The question here is no longer why did a new constitution not get passed and who is to blame, but are we okay with exercising our valuable democratic right of casting our vote for the same people, parties, and ideologies all over again?
Just because elected leaders were not able to deliver on a new constitution, it doesn't mean that we should start doubting or looking for alternatives to our democratic system of governance. And the solution will also not come from merely finding fault and criticising our political leadership and parties.
Maybe the time has come to decide whether the political brokers on whom we had faith to deliver a better nation have been leading us astray. Like the apple middlemen, politicians have been taking advantage of the Nepali people's trust in them.
But change is happening in Jumla. A group of pioneering entrepreneurs with capital and market linkages in Kathmandu have got together with young farmers in Jumla, bought a large plot of land and started planting apple saplings. By taking the resources and value additions of urban Kathmandu and combining them with local skills and knowledge, the profit-sharing will be fairer.

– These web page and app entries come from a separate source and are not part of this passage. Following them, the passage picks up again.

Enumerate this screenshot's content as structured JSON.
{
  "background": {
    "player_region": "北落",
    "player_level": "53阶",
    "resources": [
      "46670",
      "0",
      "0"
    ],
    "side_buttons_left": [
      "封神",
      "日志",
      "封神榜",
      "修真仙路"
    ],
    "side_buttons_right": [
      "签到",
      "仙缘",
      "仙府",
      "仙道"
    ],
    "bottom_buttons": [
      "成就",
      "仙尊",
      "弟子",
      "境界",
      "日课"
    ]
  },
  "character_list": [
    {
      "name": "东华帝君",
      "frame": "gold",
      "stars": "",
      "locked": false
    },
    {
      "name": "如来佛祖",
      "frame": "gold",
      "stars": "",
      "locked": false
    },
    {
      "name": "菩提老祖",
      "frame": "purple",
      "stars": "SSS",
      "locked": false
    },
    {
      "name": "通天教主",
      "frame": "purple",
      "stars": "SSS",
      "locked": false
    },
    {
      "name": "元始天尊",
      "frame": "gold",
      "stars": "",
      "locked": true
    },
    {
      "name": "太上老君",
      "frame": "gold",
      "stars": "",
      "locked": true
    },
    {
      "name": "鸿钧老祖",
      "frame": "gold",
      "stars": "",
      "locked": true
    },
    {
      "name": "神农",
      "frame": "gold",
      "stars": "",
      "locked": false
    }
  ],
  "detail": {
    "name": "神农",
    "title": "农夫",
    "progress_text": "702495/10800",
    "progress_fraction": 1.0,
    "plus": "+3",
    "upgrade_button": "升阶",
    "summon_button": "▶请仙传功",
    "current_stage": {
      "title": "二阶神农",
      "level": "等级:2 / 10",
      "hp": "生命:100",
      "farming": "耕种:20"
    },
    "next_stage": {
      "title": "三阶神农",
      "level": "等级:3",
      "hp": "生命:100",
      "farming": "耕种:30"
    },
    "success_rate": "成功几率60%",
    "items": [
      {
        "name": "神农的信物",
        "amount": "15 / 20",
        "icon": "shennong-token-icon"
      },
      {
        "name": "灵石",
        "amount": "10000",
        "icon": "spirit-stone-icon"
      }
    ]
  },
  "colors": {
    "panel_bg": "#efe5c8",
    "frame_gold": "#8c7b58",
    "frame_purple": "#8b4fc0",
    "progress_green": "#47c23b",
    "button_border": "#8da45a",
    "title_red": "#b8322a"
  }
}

Who knows, maybe apples will also be cheaper in Kathmandu.
If only we could find such a bridge to bring together Nepal's political brokers with the people. But for that to happen, one of two things needs to be in place.
Option One is a realisation among the political forces that they have wronged the people whom they represent. It hasn't sunk into the current leadership that Nepalis are no longer interested in who is going to be the next prime minister, who are going to be ministers, or which parties are going to be in government. Those things make no difference on whether there is food on the plate.
A good starting point is for the leaders individually and collectively apologise to the Nepali people for letting them down. There needs to be an attitudinal change so leaders don't see themselves as "rulers" anymore, but as "servants" of the people. That is the only way they will win back the people's confidence, a prerequisite to facing the electorate in the next polls.
Many of you may be shaking your heads, thinking this will never happen in your lifetime. If so, you have to think of Option Two: the formation of a completely new political force made up of individuals who have excelled in their respective fields, Nepalis who have proven themselves and through their work, earned the trust of the people.
Individuals like you and me who have successful, comfortable lives will need to step out of our cosy cocoons to take on not only the challenges facing our nation, but also the political forces that are wasting time and squandering their mandates. No matter how fragmented they may seem now, when it comes to choosing the next prime minister, you can be sure the politicians will circle the wagons when their power is challenged.
Or there could be a combination of Options One and Two so young forward-looking individuals currently in the political parties, and individuals not currently in mainstream politics come together to forge an alliance.
Just like the apple farmers in Jumla forged a partnership with entrepreneurs from Kathmandu, the time has come to bypass the political middlemen.
Anil Keshary Shah is a banker and a concerned Nepali citizen.
(Courtesy: Nepali Times)